I read an article last year by Dominik Vanyi about slow photography – how he found his brain effectively “rewired” by changing a long established practice- in this case from using auto focus and moving to manual focus for his commercial photography.

It struck me that it has a lot of similarities with my experience in building capability around collaboration- the less you intervene and the slower you go, the more learning happens and the minds seem to rewire more quickly.

In the article, Dominic relates that the significant learning for him was how manually focusing his camera made him slow down- to compose pictures more thoughtfully and putting more thought into how he approached each photographic opportunity.

This parallels our experience with working together- the act of stopping and reflecting- slowing the “campaign rush” – can be more useful and more valuable than all the quick interventions in the world.
A client recently related to me how they now take a more thoughtful and intentional approach to each team meeting- rather than jumping straight into content they first slow the group and ask some reflection questions before diving into the topics. She noted that it created space to be more collaborative.

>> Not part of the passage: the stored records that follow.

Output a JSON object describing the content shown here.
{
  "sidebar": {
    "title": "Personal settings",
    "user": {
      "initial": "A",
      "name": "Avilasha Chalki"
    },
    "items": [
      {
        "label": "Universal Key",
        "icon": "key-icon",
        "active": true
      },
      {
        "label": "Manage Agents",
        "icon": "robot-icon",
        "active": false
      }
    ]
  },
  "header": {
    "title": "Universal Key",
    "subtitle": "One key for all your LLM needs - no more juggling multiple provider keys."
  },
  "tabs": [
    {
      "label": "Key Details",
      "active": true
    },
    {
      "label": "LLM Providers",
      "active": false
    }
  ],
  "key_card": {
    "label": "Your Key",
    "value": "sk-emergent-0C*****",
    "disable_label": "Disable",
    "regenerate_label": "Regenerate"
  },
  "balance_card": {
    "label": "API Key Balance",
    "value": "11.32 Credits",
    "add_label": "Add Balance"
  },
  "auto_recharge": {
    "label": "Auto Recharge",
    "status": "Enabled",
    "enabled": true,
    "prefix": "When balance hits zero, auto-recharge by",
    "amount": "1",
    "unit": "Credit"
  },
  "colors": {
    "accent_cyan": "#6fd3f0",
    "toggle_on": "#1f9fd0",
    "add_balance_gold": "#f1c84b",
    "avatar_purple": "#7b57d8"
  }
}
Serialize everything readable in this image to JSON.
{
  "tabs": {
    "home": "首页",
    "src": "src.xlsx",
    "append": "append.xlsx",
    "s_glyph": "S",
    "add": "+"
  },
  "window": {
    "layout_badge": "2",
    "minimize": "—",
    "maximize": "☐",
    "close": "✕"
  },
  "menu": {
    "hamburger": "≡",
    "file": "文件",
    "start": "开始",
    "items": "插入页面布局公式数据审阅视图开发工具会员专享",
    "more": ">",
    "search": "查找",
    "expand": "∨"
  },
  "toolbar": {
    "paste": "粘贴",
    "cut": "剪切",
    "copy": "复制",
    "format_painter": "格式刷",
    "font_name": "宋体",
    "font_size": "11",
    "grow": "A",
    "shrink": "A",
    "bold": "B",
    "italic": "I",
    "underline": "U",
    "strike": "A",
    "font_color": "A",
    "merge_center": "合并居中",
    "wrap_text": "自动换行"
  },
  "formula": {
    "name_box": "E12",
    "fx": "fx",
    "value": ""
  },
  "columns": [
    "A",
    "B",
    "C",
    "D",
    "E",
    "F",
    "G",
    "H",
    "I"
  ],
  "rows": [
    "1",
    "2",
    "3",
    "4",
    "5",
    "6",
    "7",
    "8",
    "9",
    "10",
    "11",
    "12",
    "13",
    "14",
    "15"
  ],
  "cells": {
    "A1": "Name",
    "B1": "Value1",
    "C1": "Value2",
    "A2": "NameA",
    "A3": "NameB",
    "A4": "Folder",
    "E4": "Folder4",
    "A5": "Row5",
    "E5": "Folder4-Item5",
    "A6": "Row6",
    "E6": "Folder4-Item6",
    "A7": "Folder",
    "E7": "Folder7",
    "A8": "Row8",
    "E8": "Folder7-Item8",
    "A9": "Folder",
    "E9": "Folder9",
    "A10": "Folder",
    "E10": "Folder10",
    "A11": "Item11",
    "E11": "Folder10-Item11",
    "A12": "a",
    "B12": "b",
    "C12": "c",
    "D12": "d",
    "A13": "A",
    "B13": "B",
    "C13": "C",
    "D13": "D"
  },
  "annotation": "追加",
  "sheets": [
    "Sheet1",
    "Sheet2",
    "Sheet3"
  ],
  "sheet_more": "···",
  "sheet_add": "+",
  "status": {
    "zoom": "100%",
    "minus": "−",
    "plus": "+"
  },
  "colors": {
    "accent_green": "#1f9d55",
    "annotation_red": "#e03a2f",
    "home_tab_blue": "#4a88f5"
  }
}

Dominic’s other insight was that focusing by hand had rewired his photographic brain- and how it was not easy but required ongoing practice.
Similarly we see that changing habits of a lifetime around working with others takes time and practice to become automatic and authentic. Another client related that they can no longer tolerate the business as usual behaviours of some colleagues as their rewired brain sees better practice, so they now intervene to support new ways of working that get more effective outcomes.

So how can you get your manual lens?